Problem details -> Report the number of lines in the records below that contain the word "examples", and nothing more.

-------- Records

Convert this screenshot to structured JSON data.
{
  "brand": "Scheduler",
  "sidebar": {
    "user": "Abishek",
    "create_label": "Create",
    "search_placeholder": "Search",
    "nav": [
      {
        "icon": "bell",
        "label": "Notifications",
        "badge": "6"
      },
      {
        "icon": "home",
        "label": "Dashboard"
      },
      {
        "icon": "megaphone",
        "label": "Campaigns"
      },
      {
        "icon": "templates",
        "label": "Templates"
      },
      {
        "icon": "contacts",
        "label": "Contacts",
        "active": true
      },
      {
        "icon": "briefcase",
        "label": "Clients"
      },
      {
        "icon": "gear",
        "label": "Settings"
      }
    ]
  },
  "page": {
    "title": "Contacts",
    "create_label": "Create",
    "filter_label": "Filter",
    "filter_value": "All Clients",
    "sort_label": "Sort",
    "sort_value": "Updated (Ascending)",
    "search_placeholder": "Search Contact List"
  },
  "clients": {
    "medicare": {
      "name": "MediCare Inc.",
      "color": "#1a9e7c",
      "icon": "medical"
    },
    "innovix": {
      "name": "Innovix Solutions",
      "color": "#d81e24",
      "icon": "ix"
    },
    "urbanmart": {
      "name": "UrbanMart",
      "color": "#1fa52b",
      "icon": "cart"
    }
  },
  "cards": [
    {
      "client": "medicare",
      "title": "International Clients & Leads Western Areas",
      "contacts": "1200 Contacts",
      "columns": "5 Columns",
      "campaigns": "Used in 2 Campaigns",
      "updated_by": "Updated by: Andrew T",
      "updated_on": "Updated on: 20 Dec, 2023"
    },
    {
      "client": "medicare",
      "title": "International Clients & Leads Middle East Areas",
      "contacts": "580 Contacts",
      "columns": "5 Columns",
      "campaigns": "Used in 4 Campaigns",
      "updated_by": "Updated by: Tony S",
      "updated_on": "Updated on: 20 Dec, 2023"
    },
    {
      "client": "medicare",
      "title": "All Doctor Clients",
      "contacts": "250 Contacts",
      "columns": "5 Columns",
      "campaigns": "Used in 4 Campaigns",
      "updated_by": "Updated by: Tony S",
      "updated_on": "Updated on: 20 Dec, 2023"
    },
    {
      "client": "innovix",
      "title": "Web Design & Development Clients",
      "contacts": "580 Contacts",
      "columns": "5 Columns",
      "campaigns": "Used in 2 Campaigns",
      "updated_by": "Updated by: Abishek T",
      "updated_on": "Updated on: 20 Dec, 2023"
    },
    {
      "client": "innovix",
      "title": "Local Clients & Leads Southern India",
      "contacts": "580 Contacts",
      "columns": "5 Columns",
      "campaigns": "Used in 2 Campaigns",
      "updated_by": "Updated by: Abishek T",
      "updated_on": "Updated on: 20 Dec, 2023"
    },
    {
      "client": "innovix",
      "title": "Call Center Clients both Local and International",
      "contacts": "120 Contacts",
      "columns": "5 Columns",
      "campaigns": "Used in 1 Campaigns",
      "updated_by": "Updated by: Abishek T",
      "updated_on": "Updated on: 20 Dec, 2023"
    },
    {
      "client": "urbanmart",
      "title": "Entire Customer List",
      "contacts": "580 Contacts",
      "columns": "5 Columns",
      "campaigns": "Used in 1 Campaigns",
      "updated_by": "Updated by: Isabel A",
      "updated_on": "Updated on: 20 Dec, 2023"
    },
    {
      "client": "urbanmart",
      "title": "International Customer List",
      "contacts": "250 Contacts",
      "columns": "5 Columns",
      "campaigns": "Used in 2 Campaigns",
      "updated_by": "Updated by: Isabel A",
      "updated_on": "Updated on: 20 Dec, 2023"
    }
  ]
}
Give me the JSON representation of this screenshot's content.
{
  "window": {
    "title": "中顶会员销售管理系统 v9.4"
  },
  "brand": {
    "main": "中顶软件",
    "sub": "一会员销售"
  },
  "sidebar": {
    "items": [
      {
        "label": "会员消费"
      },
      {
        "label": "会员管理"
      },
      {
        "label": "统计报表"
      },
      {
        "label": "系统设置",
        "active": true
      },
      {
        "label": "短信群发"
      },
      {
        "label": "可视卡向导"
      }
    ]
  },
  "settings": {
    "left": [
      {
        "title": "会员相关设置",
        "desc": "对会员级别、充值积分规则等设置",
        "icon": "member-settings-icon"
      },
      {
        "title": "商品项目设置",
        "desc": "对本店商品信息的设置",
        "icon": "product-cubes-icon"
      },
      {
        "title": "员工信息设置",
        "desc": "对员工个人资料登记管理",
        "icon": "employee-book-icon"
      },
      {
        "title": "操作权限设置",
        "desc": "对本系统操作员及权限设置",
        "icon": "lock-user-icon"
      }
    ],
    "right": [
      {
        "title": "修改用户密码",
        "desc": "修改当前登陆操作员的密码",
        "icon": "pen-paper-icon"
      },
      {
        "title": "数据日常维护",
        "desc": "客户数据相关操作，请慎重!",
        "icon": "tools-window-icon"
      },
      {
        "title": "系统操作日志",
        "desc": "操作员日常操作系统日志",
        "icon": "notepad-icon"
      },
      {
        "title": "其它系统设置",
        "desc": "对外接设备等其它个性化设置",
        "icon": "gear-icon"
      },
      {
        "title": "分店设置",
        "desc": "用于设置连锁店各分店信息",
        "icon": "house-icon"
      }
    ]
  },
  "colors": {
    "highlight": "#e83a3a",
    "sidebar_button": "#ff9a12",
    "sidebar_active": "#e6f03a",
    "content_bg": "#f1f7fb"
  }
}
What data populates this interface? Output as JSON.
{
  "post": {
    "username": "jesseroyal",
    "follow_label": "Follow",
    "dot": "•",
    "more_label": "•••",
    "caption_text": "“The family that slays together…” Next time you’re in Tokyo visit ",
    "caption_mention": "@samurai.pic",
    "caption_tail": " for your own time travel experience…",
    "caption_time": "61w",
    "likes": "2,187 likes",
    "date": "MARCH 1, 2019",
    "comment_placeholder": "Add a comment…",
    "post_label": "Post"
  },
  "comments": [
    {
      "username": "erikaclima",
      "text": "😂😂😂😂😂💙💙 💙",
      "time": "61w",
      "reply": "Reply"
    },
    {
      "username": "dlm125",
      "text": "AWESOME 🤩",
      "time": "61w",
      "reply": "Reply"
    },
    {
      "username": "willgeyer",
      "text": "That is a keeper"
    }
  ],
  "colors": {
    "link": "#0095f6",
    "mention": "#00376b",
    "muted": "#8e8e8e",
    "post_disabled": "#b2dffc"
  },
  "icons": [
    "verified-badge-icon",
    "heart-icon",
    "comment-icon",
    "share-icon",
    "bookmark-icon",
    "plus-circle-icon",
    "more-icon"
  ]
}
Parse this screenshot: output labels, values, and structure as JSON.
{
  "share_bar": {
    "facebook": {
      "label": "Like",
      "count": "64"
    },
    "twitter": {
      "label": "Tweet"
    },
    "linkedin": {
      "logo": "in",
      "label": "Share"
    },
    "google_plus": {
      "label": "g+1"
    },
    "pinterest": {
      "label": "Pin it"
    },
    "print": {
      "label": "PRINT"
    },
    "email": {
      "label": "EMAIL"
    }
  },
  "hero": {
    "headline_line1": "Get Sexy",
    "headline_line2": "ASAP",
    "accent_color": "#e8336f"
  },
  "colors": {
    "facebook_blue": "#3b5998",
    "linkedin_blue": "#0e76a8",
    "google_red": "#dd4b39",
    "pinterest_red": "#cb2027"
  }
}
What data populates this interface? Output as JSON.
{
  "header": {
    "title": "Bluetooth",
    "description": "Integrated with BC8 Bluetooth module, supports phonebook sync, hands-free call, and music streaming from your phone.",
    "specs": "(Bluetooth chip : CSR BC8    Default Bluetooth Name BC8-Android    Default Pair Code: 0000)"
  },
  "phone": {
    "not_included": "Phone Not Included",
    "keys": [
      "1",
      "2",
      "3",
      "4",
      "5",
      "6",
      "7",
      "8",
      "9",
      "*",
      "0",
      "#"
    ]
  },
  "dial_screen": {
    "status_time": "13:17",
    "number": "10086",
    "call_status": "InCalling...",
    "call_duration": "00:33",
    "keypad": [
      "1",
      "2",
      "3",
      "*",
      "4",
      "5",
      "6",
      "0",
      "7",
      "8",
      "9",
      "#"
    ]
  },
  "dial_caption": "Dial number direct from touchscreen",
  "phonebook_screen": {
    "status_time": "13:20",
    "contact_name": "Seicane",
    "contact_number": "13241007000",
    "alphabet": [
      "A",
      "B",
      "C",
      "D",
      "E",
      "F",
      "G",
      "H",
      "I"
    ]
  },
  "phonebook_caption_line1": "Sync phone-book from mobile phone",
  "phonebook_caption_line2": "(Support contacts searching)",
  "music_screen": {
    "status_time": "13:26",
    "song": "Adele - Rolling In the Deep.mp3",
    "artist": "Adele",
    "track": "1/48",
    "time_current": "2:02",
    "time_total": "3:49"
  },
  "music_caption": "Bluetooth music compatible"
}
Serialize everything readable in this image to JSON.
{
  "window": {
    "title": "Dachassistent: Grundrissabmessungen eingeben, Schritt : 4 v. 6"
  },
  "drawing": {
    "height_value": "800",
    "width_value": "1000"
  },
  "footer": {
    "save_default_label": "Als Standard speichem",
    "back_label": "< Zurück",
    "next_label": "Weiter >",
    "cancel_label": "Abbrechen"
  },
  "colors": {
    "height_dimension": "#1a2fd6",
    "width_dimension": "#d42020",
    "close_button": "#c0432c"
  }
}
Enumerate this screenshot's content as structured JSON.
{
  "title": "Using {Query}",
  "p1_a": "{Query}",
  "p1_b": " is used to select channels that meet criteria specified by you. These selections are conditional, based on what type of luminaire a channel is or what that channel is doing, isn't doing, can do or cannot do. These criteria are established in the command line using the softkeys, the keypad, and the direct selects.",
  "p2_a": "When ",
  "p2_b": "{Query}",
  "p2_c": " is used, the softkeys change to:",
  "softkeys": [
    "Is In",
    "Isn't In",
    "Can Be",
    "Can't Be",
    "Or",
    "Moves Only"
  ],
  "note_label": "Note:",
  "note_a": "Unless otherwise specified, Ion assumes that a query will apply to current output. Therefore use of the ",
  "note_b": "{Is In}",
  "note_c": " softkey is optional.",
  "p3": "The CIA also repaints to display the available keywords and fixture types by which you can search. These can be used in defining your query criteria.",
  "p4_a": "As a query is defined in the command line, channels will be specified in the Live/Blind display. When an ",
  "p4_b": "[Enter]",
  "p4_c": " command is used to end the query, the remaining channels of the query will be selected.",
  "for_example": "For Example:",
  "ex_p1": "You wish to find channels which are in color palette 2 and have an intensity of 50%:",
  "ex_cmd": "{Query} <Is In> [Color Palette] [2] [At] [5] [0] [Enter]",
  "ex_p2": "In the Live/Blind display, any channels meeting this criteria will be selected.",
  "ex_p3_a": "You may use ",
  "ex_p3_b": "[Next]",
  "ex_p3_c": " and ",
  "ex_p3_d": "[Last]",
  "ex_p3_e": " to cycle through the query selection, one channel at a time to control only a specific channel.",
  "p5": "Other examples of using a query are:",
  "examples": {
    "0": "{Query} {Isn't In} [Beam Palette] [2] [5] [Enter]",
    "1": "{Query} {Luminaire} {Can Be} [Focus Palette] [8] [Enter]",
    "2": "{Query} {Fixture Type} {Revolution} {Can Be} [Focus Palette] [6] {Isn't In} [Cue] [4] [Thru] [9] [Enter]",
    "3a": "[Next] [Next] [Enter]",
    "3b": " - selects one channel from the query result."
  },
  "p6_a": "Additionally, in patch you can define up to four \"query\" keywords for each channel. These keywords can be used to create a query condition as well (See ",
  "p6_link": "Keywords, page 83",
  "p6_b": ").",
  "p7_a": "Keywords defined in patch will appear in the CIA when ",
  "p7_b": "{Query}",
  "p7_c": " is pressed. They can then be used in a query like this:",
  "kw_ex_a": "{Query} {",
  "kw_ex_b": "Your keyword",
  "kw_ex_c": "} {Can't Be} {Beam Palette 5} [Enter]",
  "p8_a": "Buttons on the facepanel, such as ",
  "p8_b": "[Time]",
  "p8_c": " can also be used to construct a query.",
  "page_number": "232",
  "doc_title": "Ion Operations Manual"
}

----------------

Result of the exercise -> 2